Transformation and skills development
Clint Koopman, President of the South African Black Technical and Allied Careers Organisation (SABTACO) pointed out the importance of transformation as a topic.
“If we want to solve the problem let’s be aggressive in the way we approach it, we have to look at the value for our country in embracing this challenge”. He further emphasised that skills development was everyone’s business. “The Construction Industry Sector Scorecard compels all companies to invest in training”.
The politics of infrastructure
Turning to the politics of infrastructure Political Analyst Ralph Mathekga said in order to lobby Government, the industry must understand the system.
“If the ANC maintains a weak majority of less than 60% in the 2019 elections there will be space to influence and lobby policy but that the Consulting Engineering industry regardless of this, needs to continue with its lobbying efforts,” he noted.
Neresh Pather, President of CESA Neresh Pather, CESA’s President, summed up the outcomes of the conference noting the strong theme of Collaboration for Infrastructure Delivery that emerged from the conference with Government calling on the private sector to assist in providing leadership, knowledge and capacity to Local, Provincial and National Government levels.
“There is a definite need for CESA and our over 540-member firms to provide support to ensure that as a country we get ‘value for money’ in rolling our infrastructure projects aimed at providing cost effective solutions,” he concluded.
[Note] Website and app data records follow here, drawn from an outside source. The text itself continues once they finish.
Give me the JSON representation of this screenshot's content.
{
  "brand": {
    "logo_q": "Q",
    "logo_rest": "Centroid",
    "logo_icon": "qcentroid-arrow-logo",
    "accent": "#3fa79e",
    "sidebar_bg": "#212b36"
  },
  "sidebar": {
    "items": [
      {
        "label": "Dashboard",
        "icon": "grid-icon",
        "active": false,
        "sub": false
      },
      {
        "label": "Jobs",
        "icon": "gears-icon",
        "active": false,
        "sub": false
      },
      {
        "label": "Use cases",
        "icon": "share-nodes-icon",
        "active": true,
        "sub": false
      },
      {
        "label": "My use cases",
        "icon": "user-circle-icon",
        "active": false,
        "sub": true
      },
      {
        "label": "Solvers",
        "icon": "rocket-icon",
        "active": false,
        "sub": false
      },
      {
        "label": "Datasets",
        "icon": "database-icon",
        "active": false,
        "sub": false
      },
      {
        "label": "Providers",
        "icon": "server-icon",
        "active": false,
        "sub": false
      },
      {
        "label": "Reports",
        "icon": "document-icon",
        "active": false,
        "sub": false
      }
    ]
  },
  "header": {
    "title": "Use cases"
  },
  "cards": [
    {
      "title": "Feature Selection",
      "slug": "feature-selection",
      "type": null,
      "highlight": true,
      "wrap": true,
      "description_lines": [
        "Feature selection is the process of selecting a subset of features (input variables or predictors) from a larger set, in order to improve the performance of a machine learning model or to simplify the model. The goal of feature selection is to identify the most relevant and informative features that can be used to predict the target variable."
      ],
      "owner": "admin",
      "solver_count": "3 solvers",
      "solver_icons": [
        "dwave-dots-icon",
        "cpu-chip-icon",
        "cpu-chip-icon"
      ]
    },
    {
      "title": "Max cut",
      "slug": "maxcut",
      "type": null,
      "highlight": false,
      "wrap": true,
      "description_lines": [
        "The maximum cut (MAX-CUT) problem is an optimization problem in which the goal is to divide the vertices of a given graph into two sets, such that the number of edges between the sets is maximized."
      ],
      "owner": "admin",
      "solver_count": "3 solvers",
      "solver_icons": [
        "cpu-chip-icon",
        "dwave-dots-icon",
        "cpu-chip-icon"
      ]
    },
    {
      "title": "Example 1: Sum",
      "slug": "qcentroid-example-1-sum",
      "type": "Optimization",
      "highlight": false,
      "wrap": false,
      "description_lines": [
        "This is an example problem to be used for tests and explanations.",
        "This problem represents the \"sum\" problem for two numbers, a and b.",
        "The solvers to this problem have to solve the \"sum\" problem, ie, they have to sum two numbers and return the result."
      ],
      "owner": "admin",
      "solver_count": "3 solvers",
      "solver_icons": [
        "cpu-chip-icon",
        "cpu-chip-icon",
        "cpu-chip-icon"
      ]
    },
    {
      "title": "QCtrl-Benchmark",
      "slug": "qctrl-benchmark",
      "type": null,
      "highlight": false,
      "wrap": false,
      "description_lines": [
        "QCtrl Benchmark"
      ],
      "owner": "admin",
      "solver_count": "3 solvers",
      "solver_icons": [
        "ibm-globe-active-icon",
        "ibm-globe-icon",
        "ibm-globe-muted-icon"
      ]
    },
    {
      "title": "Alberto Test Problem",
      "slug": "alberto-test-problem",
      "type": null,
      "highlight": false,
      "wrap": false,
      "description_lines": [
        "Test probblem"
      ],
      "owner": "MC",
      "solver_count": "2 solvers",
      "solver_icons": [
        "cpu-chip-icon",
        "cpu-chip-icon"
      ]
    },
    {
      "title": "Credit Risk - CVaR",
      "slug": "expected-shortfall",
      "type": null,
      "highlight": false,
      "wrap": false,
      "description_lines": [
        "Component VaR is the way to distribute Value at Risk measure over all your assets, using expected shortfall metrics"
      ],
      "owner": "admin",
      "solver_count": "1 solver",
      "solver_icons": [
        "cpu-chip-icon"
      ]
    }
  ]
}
Disclaimer - The views expressed here are not necessarily those of the BEE CHAMBER